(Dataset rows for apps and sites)
-=-=-

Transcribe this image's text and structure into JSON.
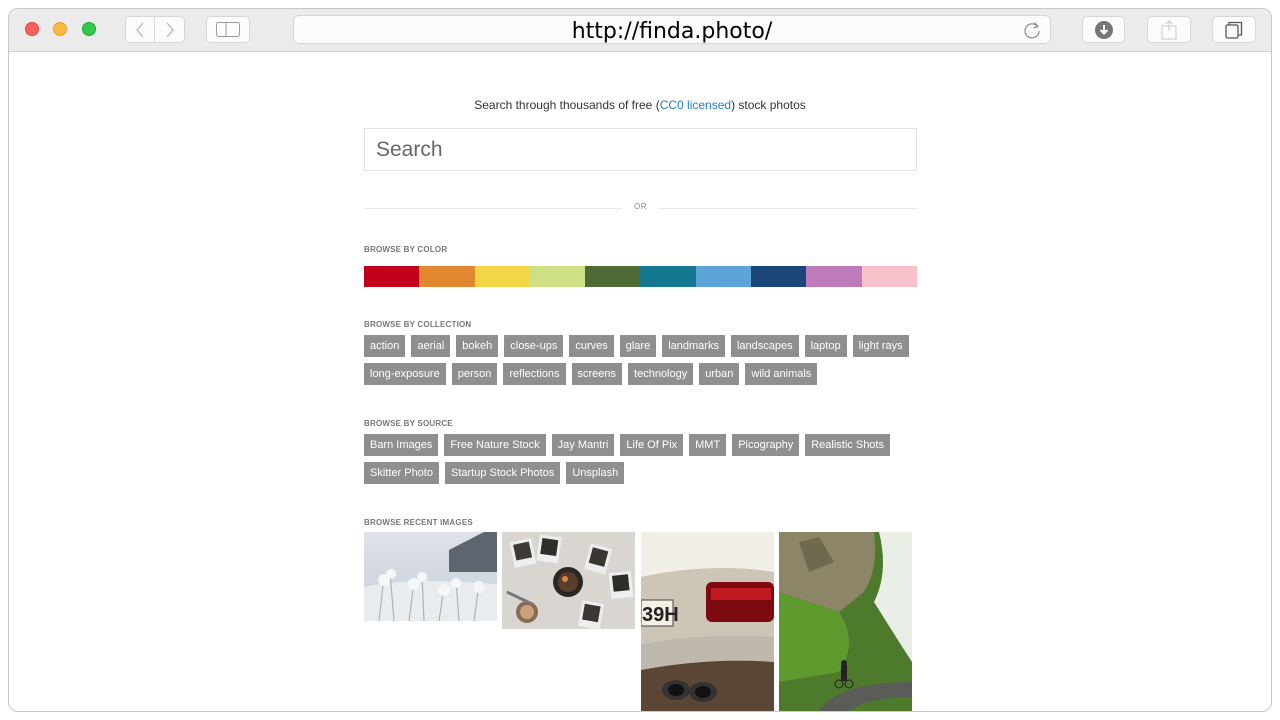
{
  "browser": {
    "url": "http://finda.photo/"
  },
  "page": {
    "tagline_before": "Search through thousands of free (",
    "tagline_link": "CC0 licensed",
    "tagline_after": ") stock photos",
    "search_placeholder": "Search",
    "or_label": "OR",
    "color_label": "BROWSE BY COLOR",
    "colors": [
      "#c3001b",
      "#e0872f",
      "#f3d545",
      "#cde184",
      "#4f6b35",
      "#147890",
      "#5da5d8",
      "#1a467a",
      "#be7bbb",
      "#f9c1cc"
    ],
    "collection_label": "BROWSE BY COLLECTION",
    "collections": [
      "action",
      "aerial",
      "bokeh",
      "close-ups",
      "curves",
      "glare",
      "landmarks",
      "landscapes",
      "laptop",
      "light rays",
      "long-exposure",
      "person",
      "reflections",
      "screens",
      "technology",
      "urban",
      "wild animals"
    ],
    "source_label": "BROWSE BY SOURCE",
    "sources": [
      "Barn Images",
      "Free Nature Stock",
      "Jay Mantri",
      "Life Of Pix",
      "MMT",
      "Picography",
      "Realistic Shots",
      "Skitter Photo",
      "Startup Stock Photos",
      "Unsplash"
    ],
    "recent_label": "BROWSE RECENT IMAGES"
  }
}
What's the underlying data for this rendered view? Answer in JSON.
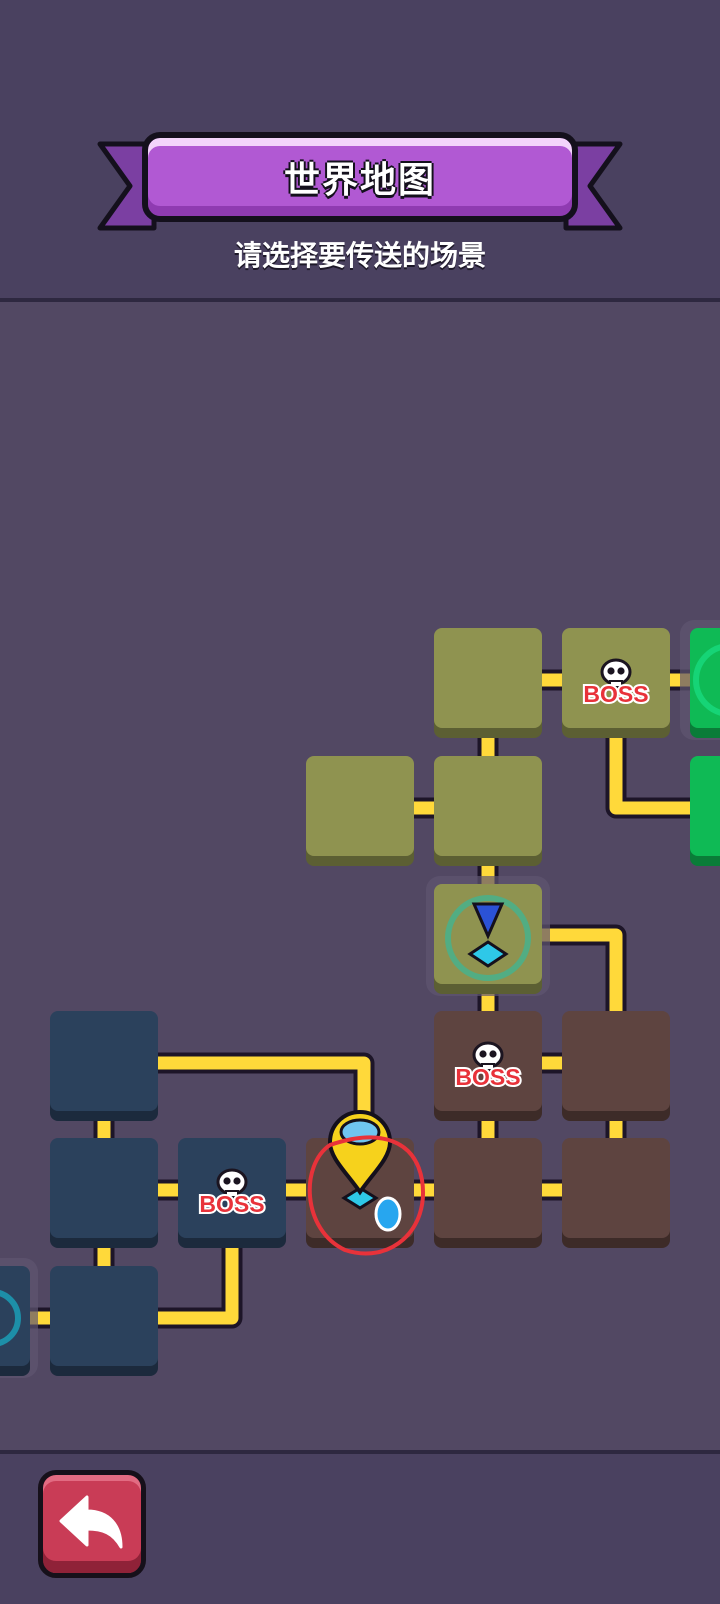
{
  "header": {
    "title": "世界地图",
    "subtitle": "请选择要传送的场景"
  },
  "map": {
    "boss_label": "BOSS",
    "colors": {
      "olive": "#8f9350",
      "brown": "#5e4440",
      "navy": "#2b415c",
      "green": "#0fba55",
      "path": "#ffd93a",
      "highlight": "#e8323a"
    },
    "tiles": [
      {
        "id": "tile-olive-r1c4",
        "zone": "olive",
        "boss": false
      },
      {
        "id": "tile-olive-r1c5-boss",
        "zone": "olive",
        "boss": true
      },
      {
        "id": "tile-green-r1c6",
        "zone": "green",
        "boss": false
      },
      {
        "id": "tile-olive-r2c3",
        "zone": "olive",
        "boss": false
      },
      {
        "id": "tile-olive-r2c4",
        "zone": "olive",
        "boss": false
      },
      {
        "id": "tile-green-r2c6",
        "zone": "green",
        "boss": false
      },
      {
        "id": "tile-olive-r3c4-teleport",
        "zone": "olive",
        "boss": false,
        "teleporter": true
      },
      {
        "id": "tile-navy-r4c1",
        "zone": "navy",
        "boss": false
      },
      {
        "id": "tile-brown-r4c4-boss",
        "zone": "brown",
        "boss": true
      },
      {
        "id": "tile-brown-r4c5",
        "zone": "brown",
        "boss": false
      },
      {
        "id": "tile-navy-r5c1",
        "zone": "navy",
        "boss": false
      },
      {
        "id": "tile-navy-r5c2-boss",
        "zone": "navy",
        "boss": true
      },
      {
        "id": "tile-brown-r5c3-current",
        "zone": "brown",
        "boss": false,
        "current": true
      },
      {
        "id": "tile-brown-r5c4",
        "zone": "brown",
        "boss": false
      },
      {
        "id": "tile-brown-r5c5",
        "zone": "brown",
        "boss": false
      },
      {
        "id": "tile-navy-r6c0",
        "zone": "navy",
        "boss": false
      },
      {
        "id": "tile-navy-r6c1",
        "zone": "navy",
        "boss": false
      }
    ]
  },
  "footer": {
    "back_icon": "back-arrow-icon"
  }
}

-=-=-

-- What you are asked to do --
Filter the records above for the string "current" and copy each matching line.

-- Expected output --
        "id": "tile-brown-r5c3-current",
        "current": true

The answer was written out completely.